### Data for this exercise
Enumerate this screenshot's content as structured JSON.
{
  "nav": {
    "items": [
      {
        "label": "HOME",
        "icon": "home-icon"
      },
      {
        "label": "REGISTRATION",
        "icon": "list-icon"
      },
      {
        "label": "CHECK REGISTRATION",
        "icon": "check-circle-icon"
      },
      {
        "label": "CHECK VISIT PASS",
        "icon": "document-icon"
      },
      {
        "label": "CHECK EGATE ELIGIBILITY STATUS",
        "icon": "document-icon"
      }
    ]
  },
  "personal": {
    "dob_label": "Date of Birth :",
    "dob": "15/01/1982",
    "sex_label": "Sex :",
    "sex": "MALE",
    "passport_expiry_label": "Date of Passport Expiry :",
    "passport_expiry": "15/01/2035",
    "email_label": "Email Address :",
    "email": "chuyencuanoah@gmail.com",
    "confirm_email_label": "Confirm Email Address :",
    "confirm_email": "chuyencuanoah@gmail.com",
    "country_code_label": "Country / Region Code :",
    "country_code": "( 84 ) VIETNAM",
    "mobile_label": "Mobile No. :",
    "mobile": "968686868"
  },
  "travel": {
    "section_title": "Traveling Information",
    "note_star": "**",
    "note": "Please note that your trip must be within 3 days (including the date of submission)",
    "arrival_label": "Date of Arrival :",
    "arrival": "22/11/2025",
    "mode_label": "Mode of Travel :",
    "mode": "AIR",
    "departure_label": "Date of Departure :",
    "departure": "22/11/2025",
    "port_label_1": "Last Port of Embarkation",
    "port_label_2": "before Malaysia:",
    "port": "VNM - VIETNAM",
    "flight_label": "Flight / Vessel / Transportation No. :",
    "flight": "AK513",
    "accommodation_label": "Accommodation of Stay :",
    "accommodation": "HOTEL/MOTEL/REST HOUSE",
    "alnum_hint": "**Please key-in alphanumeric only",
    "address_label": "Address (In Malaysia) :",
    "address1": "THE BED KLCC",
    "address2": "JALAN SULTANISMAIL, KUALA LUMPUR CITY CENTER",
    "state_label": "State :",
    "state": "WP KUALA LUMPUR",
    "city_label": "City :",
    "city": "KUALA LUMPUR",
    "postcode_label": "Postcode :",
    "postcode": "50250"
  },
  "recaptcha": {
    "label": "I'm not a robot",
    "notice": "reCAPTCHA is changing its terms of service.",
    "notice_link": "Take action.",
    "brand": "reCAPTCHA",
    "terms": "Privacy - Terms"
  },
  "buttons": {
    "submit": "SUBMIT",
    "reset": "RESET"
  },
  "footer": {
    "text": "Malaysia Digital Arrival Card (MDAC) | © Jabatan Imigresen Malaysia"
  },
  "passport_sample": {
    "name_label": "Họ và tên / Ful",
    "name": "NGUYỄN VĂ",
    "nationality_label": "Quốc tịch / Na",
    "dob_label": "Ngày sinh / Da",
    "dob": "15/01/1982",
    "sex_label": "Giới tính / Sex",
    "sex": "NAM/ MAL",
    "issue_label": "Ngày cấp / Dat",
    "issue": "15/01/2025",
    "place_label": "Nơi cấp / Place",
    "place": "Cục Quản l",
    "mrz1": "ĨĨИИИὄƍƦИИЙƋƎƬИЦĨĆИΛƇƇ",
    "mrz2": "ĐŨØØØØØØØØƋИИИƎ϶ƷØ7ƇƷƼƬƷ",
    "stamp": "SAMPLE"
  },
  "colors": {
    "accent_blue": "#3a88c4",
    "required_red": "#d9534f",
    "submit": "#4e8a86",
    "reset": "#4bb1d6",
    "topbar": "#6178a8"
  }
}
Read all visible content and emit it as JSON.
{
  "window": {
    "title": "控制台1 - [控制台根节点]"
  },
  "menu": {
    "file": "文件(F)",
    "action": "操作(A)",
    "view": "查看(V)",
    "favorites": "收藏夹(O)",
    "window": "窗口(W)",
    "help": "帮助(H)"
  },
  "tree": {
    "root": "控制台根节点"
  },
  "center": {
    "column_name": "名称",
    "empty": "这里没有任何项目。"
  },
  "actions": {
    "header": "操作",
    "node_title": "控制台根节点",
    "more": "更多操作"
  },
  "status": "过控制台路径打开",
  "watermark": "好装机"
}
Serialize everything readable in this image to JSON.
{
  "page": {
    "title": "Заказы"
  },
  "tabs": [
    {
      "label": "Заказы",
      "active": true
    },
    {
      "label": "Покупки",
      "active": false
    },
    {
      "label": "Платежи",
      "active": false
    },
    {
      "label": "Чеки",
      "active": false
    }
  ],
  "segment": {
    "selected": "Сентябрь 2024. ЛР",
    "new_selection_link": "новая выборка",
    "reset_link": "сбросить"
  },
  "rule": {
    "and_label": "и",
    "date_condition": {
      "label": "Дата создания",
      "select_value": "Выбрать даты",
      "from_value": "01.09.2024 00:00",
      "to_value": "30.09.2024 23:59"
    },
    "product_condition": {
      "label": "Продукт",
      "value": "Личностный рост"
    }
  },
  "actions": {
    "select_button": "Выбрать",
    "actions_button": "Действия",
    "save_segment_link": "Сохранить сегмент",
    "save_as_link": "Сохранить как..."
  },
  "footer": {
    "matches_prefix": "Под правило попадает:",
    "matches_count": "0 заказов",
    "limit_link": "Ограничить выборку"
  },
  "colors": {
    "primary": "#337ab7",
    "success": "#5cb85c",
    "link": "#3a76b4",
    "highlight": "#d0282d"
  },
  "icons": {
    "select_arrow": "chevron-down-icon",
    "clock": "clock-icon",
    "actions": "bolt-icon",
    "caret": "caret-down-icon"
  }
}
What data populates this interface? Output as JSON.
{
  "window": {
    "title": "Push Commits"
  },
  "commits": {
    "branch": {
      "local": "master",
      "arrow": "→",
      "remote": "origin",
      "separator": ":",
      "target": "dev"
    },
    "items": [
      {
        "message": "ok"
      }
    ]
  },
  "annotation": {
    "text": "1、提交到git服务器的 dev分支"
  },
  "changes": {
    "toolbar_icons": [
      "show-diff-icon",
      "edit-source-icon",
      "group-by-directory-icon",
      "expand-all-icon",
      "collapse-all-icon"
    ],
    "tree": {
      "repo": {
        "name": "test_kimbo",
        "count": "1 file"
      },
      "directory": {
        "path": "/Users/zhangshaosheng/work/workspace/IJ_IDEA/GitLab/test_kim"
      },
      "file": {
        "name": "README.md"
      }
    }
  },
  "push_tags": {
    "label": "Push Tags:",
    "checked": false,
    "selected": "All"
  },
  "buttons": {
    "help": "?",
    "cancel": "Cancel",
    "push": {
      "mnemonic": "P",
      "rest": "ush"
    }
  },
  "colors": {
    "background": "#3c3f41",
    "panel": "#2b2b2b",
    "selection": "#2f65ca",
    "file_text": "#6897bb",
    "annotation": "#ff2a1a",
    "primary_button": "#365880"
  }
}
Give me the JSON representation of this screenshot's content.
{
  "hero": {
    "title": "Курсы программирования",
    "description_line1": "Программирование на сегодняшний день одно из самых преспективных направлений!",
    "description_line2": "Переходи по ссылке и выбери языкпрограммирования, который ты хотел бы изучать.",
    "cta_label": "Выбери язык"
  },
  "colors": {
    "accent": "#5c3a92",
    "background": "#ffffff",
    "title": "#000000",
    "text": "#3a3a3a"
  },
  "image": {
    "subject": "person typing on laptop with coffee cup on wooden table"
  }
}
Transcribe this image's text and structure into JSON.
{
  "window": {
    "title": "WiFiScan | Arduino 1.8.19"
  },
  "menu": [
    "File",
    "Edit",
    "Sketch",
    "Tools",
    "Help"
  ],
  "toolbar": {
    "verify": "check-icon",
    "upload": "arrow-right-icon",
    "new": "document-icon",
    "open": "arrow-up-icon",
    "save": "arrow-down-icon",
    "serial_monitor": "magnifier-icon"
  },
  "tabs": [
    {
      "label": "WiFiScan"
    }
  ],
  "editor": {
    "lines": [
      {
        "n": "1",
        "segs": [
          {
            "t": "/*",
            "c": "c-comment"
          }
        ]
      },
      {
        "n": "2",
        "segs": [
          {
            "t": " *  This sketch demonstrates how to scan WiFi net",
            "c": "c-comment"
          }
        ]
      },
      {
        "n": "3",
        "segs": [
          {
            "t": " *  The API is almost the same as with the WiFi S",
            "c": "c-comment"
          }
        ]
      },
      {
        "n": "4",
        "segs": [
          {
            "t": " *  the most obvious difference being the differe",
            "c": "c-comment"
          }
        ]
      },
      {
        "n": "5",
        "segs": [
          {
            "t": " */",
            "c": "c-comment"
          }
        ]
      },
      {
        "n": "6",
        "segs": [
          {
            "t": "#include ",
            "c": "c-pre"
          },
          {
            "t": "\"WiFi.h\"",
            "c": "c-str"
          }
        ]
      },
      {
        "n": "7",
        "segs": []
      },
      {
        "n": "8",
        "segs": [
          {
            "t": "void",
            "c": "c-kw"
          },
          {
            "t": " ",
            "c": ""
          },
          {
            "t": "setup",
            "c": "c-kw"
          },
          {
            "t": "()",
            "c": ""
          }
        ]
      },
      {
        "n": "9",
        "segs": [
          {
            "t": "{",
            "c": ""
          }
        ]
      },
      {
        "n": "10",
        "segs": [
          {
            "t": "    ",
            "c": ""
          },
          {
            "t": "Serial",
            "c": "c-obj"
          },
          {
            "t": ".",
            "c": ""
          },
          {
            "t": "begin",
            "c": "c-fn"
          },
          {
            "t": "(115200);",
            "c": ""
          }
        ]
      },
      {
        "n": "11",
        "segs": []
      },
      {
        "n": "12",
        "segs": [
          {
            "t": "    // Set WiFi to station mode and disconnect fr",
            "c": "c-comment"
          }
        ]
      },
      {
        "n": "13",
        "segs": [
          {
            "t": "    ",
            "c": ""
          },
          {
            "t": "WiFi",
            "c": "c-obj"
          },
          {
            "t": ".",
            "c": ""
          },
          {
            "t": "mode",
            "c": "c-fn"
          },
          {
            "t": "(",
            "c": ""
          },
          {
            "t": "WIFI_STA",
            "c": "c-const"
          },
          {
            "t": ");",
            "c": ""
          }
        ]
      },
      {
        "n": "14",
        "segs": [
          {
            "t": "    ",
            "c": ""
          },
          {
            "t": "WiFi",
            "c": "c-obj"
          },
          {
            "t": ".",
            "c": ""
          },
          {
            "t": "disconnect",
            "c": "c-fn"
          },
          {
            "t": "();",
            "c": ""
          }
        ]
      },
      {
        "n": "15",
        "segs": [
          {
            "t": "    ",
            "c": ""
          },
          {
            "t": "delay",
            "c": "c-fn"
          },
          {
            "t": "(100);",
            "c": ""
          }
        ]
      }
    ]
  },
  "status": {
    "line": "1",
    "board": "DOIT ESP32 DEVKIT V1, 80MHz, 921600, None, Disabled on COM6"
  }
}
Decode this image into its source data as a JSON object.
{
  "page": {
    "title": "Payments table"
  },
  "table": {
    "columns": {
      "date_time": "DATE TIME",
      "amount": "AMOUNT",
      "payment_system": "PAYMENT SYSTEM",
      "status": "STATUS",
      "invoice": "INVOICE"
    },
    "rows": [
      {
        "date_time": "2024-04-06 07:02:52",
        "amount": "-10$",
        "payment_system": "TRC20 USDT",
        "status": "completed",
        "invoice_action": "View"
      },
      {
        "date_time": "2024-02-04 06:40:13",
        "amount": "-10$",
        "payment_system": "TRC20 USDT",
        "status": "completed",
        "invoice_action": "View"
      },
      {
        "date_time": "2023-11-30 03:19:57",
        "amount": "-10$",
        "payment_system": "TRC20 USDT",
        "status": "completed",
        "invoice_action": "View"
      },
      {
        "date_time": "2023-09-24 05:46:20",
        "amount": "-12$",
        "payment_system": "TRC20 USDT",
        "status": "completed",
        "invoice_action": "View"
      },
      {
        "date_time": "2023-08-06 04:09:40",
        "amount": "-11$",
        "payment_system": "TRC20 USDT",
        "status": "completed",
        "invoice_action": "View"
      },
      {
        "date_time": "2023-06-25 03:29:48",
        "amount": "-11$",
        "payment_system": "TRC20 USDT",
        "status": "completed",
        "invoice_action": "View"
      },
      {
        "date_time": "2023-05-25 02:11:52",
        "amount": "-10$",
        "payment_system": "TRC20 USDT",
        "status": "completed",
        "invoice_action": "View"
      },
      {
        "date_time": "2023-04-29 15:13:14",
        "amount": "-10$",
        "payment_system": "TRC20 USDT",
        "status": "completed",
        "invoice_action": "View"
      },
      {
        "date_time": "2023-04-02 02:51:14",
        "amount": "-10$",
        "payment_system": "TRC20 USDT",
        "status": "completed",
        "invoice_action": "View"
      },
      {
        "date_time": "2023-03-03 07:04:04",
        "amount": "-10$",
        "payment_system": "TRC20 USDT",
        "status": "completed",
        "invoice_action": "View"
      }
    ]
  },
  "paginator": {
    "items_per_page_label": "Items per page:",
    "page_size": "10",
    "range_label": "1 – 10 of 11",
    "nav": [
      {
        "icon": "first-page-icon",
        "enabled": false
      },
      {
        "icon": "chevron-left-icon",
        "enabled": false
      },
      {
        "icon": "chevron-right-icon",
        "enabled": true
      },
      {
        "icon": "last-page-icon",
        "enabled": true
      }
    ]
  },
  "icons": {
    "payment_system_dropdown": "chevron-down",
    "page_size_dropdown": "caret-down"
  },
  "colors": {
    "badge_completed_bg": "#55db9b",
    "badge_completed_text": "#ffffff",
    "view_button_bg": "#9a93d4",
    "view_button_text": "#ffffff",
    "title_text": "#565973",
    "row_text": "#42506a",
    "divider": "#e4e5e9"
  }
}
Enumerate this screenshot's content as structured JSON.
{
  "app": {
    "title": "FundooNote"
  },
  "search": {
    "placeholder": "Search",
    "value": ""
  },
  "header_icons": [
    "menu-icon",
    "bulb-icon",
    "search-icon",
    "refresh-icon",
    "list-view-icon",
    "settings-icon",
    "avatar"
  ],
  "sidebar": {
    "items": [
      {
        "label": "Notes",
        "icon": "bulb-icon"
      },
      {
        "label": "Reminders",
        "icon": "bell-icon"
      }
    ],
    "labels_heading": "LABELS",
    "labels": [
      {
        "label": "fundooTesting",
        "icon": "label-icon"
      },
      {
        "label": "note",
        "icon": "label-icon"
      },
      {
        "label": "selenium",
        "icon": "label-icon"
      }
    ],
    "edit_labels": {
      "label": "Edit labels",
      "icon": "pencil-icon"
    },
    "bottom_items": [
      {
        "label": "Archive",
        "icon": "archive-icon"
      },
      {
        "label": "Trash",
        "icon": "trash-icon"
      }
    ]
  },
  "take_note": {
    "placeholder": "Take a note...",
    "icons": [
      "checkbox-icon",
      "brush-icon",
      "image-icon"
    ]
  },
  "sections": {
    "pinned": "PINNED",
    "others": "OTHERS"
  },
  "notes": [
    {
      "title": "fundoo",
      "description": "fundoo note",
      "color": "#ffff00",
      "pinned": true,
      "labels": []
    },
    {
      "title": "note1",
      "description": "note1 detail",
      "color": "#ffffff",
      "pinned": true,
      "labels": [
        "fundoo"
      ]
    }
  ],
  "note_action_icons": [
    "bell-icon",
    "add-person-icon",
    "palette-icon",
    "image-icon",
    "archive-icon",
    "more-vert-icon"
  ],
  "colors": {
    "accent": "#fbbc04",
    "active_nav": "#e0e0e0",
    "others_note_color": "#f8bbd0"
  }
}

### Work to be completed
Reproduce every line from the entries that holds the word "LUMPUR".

### Response
    "address2": "JALAN SULTANISMAIL, KUALA LUMPUR CITY CENTER",
    "state": "WP KUALA LUMPUR",
    "city": "KUALA LUMPUR",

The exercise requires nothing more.